Later, Hertzfeld said, he got a phone call one day from the Cupertino, Calif., police. It turned out that Jobs had been parking his car in the handicapped parking spaces and that Apple co-founder Steve Wozniak had reported it to the police, but had done so claiming he was Andy Hertzfeld.

"Steve (Jobs) thought the rules were for everybody else," Hertzfeld said. "So he parked in the handicapped spot. Maybe he thought the blue wheelchair symbol meant it was for the chairman of the board."

Still, despite some knocks on Jobs, Hertzfeld said that it's quite possible that the Macintosh wouldn't even exist today if someone hadn't "hit the undo button" and brought Jobs back to Apple years after his forced departure from the company.

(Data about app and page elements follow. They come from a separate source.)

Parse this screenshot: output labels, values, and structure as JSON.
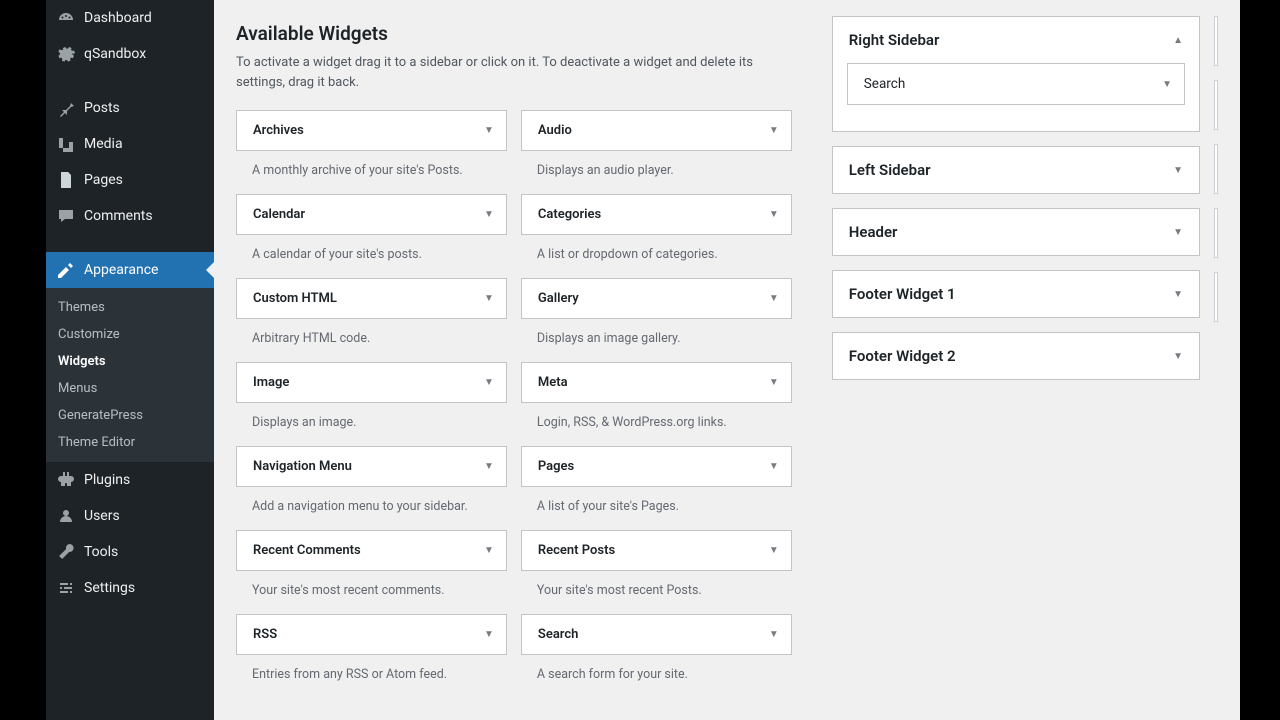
{
  "sidebar": {
    "items": [
      {
        "label": "Dashboard",
        "icon": "dashboard"
      },
      {
        "label": "qSandbox",
        "icon": "generic"
      },
      {
        "label": "Posts",
        "icon": "pin"
      },
      {
        "label": "Media",
        "icon": "media"
      },
      {
        "label": "Pages",
        "icon": "pages"
      },
      {
        "label": "Comments",
        "icon": "comments"
      },
      {
        "label": "Appearance",
        "icon": "appearance",
        "active": true
      },
      {
        "label": "Plugins",
        "icon": "plugins"
      },
      {
        "label": "Users",
        "icon": "users"
      },
      {
        "label": "Tools",
        "icon": "tools"
      },
      {
        "label": "Settings",
        "icon": "settings"
      }
    ],
    "submenu": [
      {
        "label": "Themes"
      },
      {
        "label": "Customize"
      },
      {
        "label": "Widgets",
        "current": true
      },
      {
        "label": "Menus"
      },
      {
        "label": "GeneratePress"
      },
      {
        "label": "Theme Editor"
      }
    ]
  },
  "available": {
    "heading": "Available Widgets",
    "description": "To activate a widget drag it to a sidebar or click on it. To deactivate a widget and delete its settings, drag it back.",
    "widgets": [
      {
        "title": "Archives",
        "desc": "A monthly archive of your site's Posts."
      },
      {
        "title": "Audio",
        "desc": "Displays an audio player."
      },
      {
        "title": "Calendar",
        "desc": "A calendar of your site's posts."
      },
      {
        "title": "Categories",
        "desc": "A list or dropdown of categories."
      },
      {
        "title": "Custom HTML",
        "desc": "Arbitrary HTML code."
      },
      {
        "title": "Gallery",
        "desc": "Displays an image gallery."
      },
      {
        "title": "Image",
        "desc": "Displays an image."
      },
      {
        "title": "Meta",
        "desc": "Login, RSS, & WordPress.org links."
      },
      {
        "title": "Navigation Menu",
        "desc": "Add a navigation menu to your sidebar."
      },
      {
        "title": "Pages",
        "desc": "A list of your site's Pages."
      },
      {
        "title": "Recent Comments",
        "desc": "Your site's most recent comments."
      },
      {
        "title": "Recent Posts",
        "desc": "Your site's most recent Posts."
      },
      {
        "title": "RSS",
        "desc": "Entries from any RSS or Atom feed."
      },
      {
        "title": "Search",
        "desc": "A search form for your site."
      }
    ]
  },
  "areas": [
    {
      "title": "Right Sidebar",
      "expanded": true,
      "widgets": [
        {
          "title": "Search"
        }
      ]
    },
    {
      "title": "Left Sidebar",
      "expanded": false
    },
    {
      "title": "Header",
      "expanded": false
    },
    {
      "title": "Footer Widget 1",
      "expanded": false
    },
    {
      "title": "Footer Widget 2",
      "expanded": false
    }
  ]
}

Hertzfeld also had more Wozniak stories to relate to the gathered crowd. He remembered that Smith and Wozniak had both been big fans of the video game Defender.

After awhile, he said, Wozniak got so good at the game that he would come home from work and end up playing single games that would go on forever.

"Woz's wife would have to spoon-feed him his dinner," Hertzfeld said, "because the games would last three or four hours and he'd get hungry."

These days, Hertzfeld is a software engineer at Google, which he called "the greatest company ever."

Asked why Mac fans are so into talks like his and other historical recollections of the early days of the computer, Hertzfeld said it is because the fans are "passionate" about the machines.

"It's a spiritual touchstone...It's the love and care that Apple puts into it," he said. "It's not just a product. The key word is 'just.' It is a product, but I don't know about the 'just.'"